4. Upon lifting your shoulders off the floor, exhale. Raise your shoulders using the strength of your abdominal muscles. Avoid using your shoulder muscles or pushing your head with your hands.

Take Breaks by Doing Wall Sits

Back pain sufferers will benefit more from doing wall sits instead of using the couch. Probably, one of the easiest exercises to date, do it by following these steps:

1. Stand with your back facing the wall. Keep a distance of 10-12 inches between yourself and the wall.

2. Now, slowly lean onto the wall until your back is resting firmly against it.

3. Slide down carefully, bending your knees slightly as you do so. Keep your back flat on the wall.

4. Hold your position for 10 seconds before sliding back up gently, straightening your knees as you do so.

5. Repeat this move 8 up to 12 times. 

How to Treat Lower Back Pain at Home: Proven Methods

If you have been wondering how to treat lower back pain at home, all you need to do is follow these pieces of advice shared by WebMD and Prevention. Take note, however, that these tried-and-tested measures are intended to be applied for non-chronic conditions.

Chronic conditions and other serious cases, which sometimes occur after an injury, will be accompanied by other symptoms. These include tingling legs, numbness or physical weakness. If these apply to you, it will be in your best interest to seek medical advice first before performing any of these methods.

  • Apply an ice pack to the affected area. Medical experts say that you should do this within 24-48 hours after an injury. The coldness reduces the pain while relaxing the muscles.
  • Get on with your usual activities—but make sure not to overdo it. Staying still all the time or not moving at all is not how to treat lower back pain. Indeed, moving can be troublesome. That is why; you should do things slowly and carefully.
  • Sleep on a medium-firm mattress. If you have slept on your bed for over a decade, chances are, it no longer supports your back as well as it used to. At best, check the firmness and replace it with a new one if needed.
  • Ditch those high-heeled shoes. Walking around in platform shoes or stilettos can strain your legs and lower back over time. Go for sandals, sneakers, flats or any type of shoes that is either flat or have heels no higher than two inches.
  • Replace your old chair with an ergonomically designed unit. Like mattresses, your chair should be designed to provide your back the support it needs. Therefore, it is only reasonable that you get one that is ergonomically designed. If the seat you are using does not fit the bill, then it is high time that you start shopping for a replacement.

The Best Office Chair for Sitting Long Hours

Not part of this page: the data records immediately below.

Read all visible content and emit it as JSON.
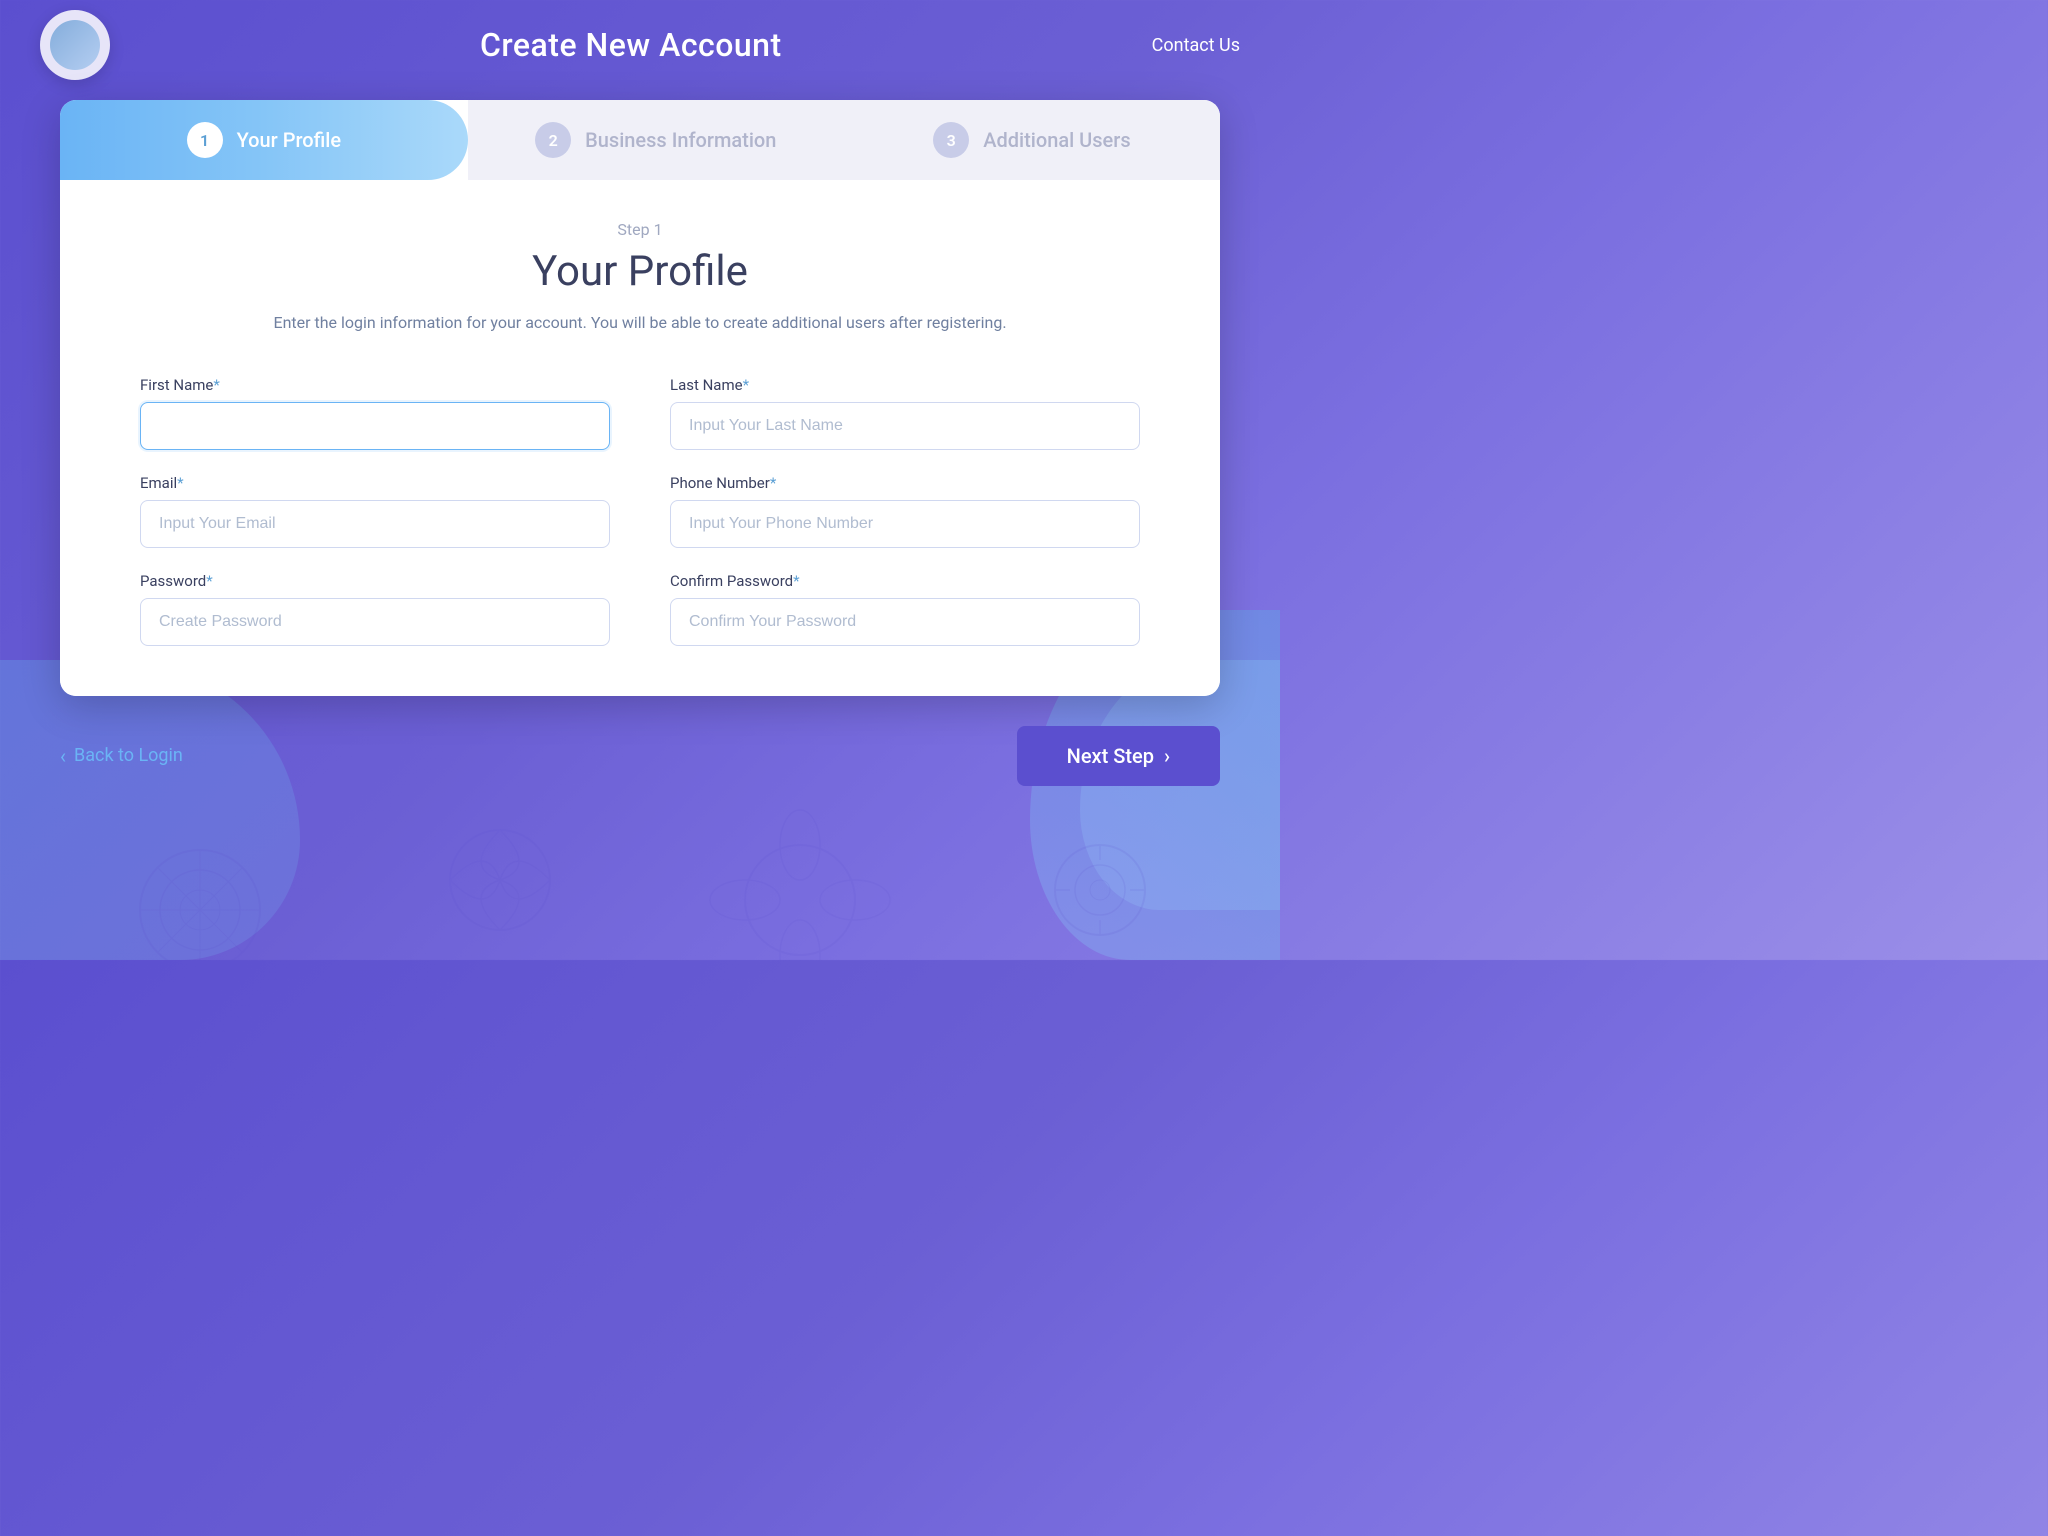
{
  "header": {
    "title": "Create New Account",
    "contact_us": "Contact Us"
  },
  "steps": [
    {
      "number": "1",
      "label": "Your Profile",
      "active": true
    },
    {
      "number": "2",
      "label": "Business Information",
      "active": false
    },
    {
      "number": "3",
      "label": "Additional Users",
      "active": false
    }
  ],
  "form": {
    "step_indicator": "Step 1",
    "title": "Your Profile",
    "description": "Enter the login information for your account. You will\nbe able to create additional users after registering.",
    "fields": {
      "first_name": {
        "label": "First Name",
        "required": "*",
        "placeholder": "",
        "value": ""
      },
      "last_name": {
        "label": "Last Name",
        "required": "*",
        "placeholder": "Input Your Last Name",
        "value": ""
      },
      "email": {
        "label": "Email",
        "required": "*",
        "placeholder": "Input Your Email",
        "value": ""
      },
      "phone": {
        "label": "Phone Number",
        "required": "*",
        "placeholder": "Input Your Phone Number",
        "value": ""
      },
      "password": {
        "label": "Password",
        "required": "*",
        "placeholder": "Create Password",
        "value": ""
      },
      "confirm_password": {
        "label": "Confirm Password",
        "required": "*",
        "placeholder": "Confirm Your Password",
        "value": ""
      }
    }
  },
  "buttons": {
    "back": "Back to Login",
    "next": "Next Step"
  }
}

If you think you can use any type of chair for your workstation, think again. Because you will be using it for a long time, you need to choose the best office chair for sitting long hours. This means that it is not only built sturdily, but also designed ergonomically. Such quality translates to the following features, shared on Republic Lab. Keep these in mind when canvassing for new units:

  • The height of the seat can be easily adjusted between 16-21 inches off the floor with a pneumatic adjustment lever.
  • The seat should be wide enough to support the user while ensuring total comfort. A standard of 17-21 inches width works well. The depth, which covers the front to the back of the seat, must be just wide enough that you can lean back comfortably on the backrest.
  • A chair designed based on exacting ergonomic standards has lumbar support. This is an important component that lets you adjust the height and depth of the chair. With it, you can look forward to sitting comfortably for long periods without straining your lower back muscles.
  • A width of 12-19 inches for the backrest suffices to ensure comfort. If this component is not built-in, make sure that it has a part for adjusting the height and angle.
  • The best office chair for sitting long hours should be padded comfortably enough to guarantee comfort even if you sit for long periods. Skip hard surfaces and go for seats with a nice cloth material that lets your skin breathe.
  • The chair should swivel easily, allowing users to face different areas of his or her workstation, with ease. If you want something with an armrest, make sure that it is adjustable, so you do not strain your shoulders or lower arms.